Work task - In full and without changes, output the data.

Provided information -
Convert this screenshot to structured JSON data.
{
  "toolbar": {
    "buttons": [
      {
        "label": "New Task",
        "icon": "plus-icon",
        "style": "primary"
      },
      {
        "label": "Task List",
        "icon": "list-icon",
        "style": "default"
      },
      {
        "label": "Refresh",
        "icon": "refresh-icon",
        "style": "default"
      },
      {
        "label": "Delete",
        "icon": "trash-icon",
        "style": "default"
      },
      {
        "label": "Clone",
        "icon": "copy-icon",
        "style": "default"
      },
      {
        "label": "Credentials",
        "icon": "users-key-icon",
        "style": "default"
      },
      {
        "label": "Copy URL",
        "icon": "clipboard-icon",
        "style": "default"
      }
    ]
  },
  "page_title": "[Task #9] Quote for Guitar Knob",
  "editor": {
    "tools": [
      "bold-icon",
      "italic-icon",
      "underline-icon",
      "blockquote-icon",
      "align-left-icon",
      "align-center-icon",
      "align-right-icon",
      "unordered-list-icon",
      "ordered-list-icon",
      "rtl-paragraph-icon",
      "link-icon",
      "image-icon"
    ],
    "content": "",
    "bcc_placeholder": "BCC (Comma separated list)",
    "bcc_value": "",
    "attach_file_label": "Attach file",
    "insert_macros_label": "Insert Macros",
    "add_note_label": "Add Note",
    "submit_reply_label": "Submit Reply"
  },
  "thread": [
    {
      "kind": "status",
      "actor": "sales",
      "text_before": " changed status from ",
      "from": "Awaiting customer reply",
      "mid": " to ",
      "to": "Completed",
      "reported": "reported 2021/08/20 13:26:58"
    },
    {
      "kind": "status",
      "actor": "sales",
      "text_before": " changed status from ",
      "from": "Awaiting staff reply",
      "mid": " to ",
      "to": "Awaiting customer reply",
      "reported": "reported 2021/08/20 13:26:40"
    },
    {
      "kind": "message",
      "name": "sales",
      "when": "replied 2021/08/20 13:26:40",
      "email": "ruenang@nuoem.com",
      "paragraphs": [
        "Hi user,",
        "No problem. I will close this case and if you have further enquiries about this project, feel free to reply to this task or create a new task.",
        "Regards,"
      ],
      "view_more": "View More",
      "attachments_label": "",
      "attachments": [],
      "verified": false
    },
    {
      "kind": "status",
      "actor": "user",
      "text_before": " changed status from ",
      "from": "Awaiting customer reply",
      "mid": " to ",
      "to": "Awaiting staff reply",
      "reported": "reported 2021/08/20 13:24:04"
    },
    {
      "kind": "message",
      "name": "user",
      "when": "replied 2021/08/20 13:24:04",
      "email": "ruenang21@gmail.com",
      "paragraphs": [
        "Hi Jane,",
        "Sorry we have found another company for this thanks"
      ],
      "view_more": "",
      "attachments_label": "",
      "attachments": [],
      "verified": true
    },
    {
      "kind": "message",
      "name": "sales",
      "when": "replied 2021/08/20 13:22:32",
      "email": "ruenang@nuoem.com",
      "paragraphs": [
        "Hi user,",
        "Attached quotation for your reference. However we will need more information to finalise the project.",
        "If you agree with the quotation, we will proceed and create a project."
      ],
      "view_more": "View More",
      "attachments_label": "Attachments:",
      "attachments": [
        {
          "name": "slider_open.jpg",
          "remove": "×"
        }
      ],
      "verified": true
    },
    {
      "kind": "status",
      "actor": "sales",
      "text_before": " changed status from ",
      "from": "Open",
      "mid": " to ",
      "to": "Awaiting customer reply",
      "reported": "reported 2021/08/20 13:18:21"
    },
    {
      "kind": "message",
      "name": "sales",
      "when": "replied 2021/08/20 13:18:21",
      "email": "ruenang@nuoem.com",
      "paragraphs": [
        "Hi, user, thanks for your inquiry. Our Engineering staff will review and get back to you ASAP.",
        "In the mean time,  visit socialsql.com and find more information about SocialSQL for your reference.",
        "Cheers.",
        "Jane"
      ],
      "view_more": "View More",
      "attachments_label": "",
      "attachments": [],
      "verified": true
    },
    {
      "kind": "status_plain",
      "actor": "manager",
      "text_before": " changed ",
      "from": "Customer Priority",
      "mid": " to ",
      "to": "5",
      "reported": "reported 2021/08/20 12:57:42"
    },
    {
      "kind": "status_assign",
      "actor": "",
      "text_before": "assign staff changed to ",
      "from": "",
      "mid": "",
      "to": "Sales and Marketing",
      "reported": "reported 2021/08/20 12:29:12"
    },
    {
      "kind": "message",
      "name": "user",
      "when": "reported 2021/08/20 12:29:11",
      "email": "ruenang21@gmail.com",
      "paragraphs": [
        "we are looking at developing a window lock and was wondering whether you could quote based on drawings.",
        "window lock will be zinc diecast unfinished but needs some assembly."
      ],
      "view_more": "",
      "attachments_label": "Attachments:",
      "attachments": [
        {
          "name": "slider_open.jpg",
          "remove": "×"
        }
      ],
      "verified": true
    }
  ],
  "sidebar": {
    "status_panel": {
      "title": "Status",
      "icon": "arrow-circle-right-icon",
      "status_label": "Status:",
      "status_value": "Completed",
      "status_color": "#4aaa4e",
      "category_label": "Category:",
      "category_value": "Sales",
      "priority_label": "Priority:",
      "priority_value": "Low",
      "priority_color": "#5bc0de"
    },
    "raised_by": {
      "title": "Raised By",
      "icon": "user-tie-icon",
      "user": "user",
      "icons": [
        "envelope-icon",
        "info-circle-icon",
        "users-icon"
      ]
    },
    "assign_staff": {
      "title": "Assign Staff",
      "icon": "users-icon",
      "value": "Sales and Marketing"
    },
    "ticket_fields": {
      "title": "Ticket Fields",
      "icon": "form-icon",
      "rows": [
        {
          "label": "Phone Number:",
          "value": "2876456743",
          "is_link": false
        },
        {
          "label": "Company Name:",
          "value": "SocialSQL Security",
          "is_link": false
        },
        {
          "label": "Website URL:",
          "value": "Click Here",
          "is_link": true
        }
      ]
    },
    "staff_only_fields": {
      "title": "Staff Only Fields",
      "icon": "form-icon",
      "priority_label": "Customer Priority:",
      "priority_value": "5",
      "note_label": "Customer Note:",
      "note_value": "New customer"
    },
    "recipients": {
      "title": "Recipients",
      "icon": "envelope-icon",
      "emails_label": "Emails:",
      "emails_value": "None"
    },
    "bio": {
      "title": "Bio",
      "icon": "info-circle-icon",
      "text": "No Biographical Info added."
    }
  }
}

Your solution -
Convert this screenshot to structured JSON data.
{
  "toolbar": {
    "buttons": [
      {
        "label": "New Task",
        "icon": "plus-icon",
        "style": "primary"
      },
      {
        "label": "Task List",
        "icon": "list-icon",
        "style": "default"
      },
      {
        "label": "Refresh",
        "icon": "refresh-icon",
        "style": "default"
      },
      {
        "label": "Delete",
        "icon": "trash-icon",
        "style": "default"
      },
      {
        "label": "Clone",
        "icon": "copy-icon",
        "style": "default"
      },
      {
        "label": "Credentials",
        "icon": "users-key-icon",
        "style": "default"
      },
      {
        "label": "Copy URL",
        "icon": "clipboard-icon",
        "style": "default"
      }
    ]
  },
  "page_title": "[Task #9] Quote for Guitar Knob",
  "editor": {
    "tools": [
      "bold-icon",
      "italic-icon",
      "underline-icon",
      "blockquote-icon",
      "align-left-icon",
      "align-center-icon",
      "align-right-icon",
      "unordered-list-icon",
      "ordered-list-icon",
      "rtl-paragraph-icon",
      "link-icon",
      "image-icon"
    ],
    "content": "",
    "bcc_placeholder": "BCC (Comma separated list)",
    "bcc_value": "",
    "attach_file_label": "Attach file",
    "insert_macros_label": "Insert Macros",
    "add_note_label": "Add Note",
    "submit_reply_label": "Submit Reply"
  },
  "thread": [
    {
      "kind": "status",
      "actor": "sales",
      "text_before": " changed status from ",
      "from": "Awaiting customer reply",
      "mid": " to ",
      "to": "Completed",
      "reported": "reported 2021/08/20 13:26:58"
    },
    {
      "kind": "status",
      "actor": "sales",
      "text_before": " changed status from ",
      "from": "Awaiting staff reply",
      "mid": " to ",
      "to": "Awaiting customer reply",
      "reported": "reported 2021/08/20 13:26:40"
    },
    {
      "kind": "message",
      "name": "sales",
      "when": "replied 2021/08/20 13:26:40",
      "email": "ruenang@nuoem.com",
      "paragraphs": [
        "Hi user,",
        "No problem. I will close this case and if you have further enquiries about this project, feel free to reply to this task or create a new task.",
        "Regards,"
      ],
      "view_more": "View More",
      "attachments_label": "",
      "attachments": [],
      "verified": false
    },
    {
      "kind": "status",
      "actor": "user",
      "text_before": " changed status from ",
      "from": "Awaiting customer reply",
      "mid": " to ",
      "to": "Awaiting staff reply",
      "reported": "reported 2021/08/20 13:24:04"
    },
    {
      "kind": "message",
      "name": "user",
      "when": "replied 2021/08/20 13:24:04",
      "email": "ruenang21@gmail.com",
      "paragraphs": [
        "Hi Jane,",
        "Sorry we have found another company for this thanks"
      ],
      "view_more": "",
      "attachments_label": "",
      "attachments": [],
      "verified": true
    },
    {
      "kind": "message",
      "name": "sales",
      "when": "replied 2021/08/20 13:22:32",
      "email": "ruenang@nuoem.com",
      "paragraphs": [
        "Hi user,",
        "Attached quotation for your reference. However we will need more information to finalise the project.",
        "If you agree with the quotation, we will proceed and create a project."
      ],
      "view_more": "View More",
      "attachments_label": "Attachments:",
      "attachments": [
        {
          "name": "slider_open.jpg",
          "remove": "×"
        }
      ],
      "verified": true
    },
    {
      "kind": "status",
      "actor": "sales",
      "text_before": " changed status from ",
      "from": "Open",
      "mid": " to ",
      "to": "Awaiting customer reply",
      "reported": "reported 2021/08/20 13:18:21"
    },
    {
      "kind": "message",
      "name": "sales",
      "when": "replied 2021/08/20 13:18:21",
      "email": "ruenang@nuoem.com",
      "paragraphs": [
        "Hi, user, thanks for your inquiry. Our Engineering staff will review and get back to you ASAP.",
        "In the mean time,  visit socialsql.com and find more information about SocialSQL for your reference.",
        "Cheers.",
        "Jane"
      ],
      "view_more": "View More",
      "attachments_label": "",
      "attachments": [],
      "verified": true
    },
    {
      "kind": "status_plain",
      "actor": "manager",
      "text_before": " changed ",
      "from": "Customer Priority",
      "mid": " to ",
      "to": "5",
      "reported": "reported 2021/08/20 12:57:42"
    },
    {
      "kind": "status_assign",
      "actor": "",
      "text_before": "assign staff changed to ",
      "from": "",
      "mid": "",
      "to": "Sales and Marketing",
      "reported": "reported 2021/08/20 12:29:12"
    },
    {
      "kind": "message",
      "name": "user",
      "when": "reported 2021/08/20 12:29:11",
      "email": "ruenang21@gmail.com",
      "paragraphs": [
        "we are looking at developing a window lock and was wondering whether you could quote based on drawings.",
        "window lock will be zinc diecast unfinished but needs some assembly."
      ],
      "view_more": "",
      "attachments_label": "Attachments:",
      "attachments": [
        {
          "name": "slider_open.jpg",
          "remove": "×"
        }
      ],
      "verified": true
    }
  ],
  "sidebar": {
    "status_panel": {
      "title": "Status",
      "icon": "arrow-circle-right-icon",
      "status_label": "Status:",
      "status_value": "Completed",
      "status_color": "#4aaa4e",
      "category_label": "Category:",
      "category_value": "Sales",
      "priority_label": "Priority:",
      "priority_value": "Low",
      "priority_color": "#5bc0de"
    },
    "raised_by": {
      "title": "Raised By",
      "icon": "user-tie-icon",
      "user": "user",
      "icons": [
        "envelope-icon",
        "info-circle-icon",
        "users-icon"
      ]
    },
    "assign_staff": {
      "title": "Assign Staff",
      "icon": "users-icon",
      "value": "Sales and Marketing"
    },
    "ticket_fields": {
      "title": "Ticket Fields",
      "icon": "form-icon",
      "rows": [
        {
          "label": "Phone Number:",
          "value": "2876456743",
          "is_link": false
        },
        {
          "label": "Company Name:",
          "value": "SocialSQL Security",
          "is_link": false
        },
        {
          "label": "Website URL:",
          "value": "Click Here",
          "is_link": true
        }
      ]
    },
    "staff_only_fields": {
      "title": "Staff Only Fields",
      "icon": "form-icon",
      "priority_label": "Customer Priority:",
      "priority_value": "5",
      "note_label": "Customer Note:",
      "note_value": "New customer"
    },
    "recipients": {
      "title": "Recipients",
      "icon": "envelope-icon",
      "emails_label": "Emails:",
      "emails_value": "None"
    },
    "bio": {
      "title": "Bio",
      "icon": "info-circle-icon",
      "text": "No Biographical Info added."
    }
  }
}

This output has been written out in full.